Exercise instructions:
Track down each line below containing the string "into" and copy it.

Data to use:
···

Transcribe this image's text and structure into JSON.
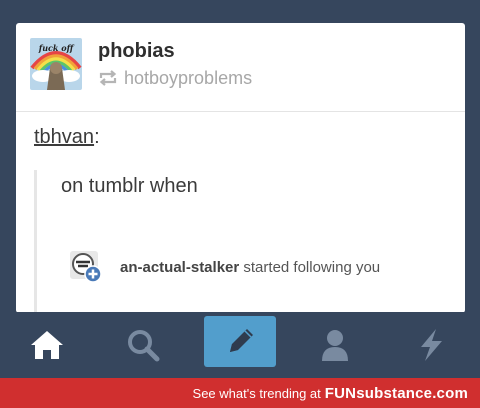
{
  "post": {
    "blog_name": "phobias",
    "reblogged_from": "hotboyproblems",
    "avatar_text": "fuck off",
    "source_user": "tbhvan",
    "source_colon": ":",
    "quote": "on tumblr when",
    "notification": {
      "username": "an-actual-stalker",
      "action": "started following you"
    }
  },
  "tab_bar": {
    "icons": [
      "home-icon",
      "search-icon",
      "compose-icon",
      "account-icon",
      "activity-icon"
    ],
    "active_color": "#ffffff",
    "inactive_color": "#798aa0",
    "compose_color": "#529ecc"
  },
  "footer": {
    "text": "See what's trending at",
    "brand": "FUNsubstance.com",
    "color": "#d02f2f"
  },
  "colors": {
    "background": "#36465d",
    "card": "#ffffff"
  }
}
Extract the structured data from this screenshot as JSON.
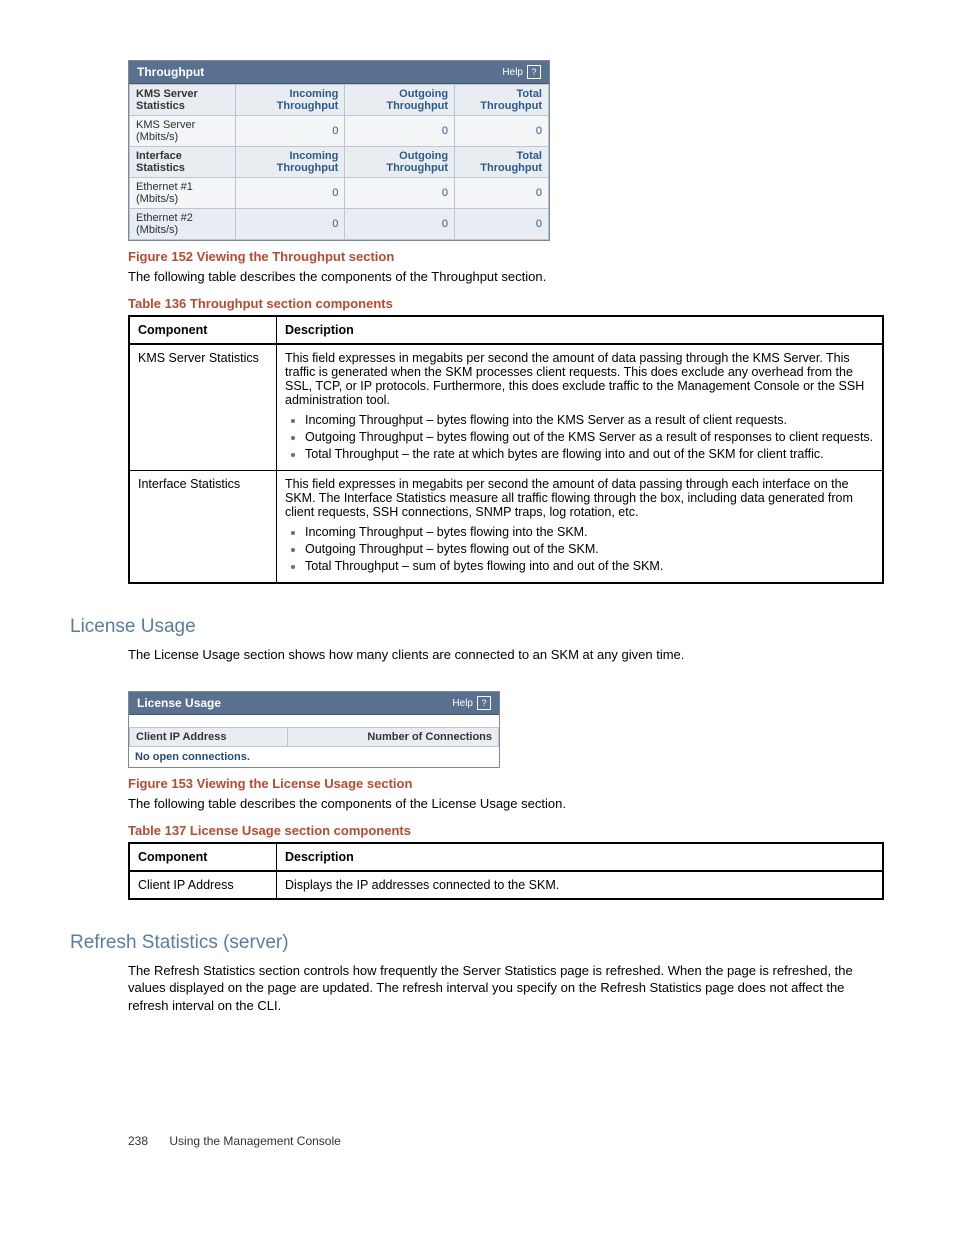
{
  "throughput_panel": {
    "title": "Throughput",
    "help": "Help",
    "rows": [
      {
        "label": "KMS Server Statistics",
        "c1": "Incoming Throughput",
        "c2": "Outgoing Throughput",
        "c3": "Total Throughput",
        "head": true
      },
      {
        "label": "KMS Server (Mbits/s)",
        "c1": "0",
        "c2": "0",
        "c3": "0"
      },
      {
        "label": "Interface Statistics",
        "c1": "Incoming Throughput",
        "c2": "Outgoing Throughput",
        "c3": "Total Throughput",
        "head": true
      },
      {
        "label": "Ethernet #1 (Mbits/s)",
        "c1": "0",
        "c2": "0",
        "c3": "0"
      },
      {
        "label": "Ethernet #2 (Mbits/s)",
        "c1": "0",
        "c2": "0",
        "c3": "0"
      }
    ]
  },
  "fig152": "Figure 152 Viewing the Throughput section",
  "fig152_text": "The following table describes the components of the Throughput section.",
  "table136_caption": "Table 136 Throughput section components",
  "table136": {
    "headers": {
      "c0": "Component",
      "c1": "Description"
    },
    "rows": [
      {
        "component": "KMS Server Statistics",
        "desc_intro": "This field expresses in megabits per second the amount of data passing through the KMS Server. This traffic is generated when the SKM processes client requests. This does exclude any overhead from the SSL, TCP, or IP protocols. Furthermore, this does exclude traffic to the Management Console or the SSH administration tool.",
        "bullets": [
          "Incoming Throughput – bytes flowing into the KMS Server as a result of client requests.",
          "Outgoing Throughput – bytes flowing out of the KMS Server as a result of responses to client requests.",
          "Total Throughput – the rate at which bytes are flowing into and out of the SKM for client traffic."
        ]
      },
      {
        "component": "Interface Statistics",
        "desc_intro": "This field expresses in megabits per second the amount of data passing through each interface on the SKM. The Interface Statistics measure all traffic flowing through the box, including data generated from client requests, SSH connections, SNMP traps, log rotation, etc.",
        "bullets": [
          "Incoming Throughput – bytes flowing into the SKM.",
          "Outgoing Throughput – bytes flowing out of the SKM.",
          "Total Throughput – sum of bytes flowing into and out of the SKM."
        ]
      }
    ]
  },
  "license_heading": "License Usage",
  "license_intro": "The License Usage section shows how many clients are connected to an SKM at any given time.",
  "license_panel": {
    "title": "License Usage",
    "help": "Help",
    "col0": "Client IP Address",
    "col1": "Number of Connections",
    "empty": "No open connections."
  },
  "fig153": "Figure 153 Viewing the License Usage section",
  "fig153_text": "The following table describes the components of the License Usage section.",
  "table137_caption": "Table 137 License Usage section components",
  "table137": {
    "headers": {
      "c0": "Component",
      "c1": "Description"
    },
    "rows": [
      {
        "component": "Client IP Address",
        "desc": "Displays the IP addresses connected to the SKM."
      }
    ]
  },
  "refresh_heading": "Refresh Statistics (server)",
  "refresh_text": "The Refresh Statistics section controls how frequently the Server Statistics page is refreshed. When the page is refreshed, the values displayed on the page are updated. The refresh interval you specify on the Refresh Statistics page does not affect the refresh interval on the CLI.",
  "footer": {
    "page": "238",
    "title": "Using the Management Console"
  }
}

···

Response for this exercise:
Transcribe this image's text and structure into JSON.
          "Incoming Throughput – bytes flowing into the KMS Server as a result of client requests.",
          "Total Throughput – the rate at which bytes are flowing into and out of the SKM for client traffic."
          "Incoming Throughput – bytes flowing into the SKM.",
          "Total Throughput – sum of bytes flowing into and out of the SKM."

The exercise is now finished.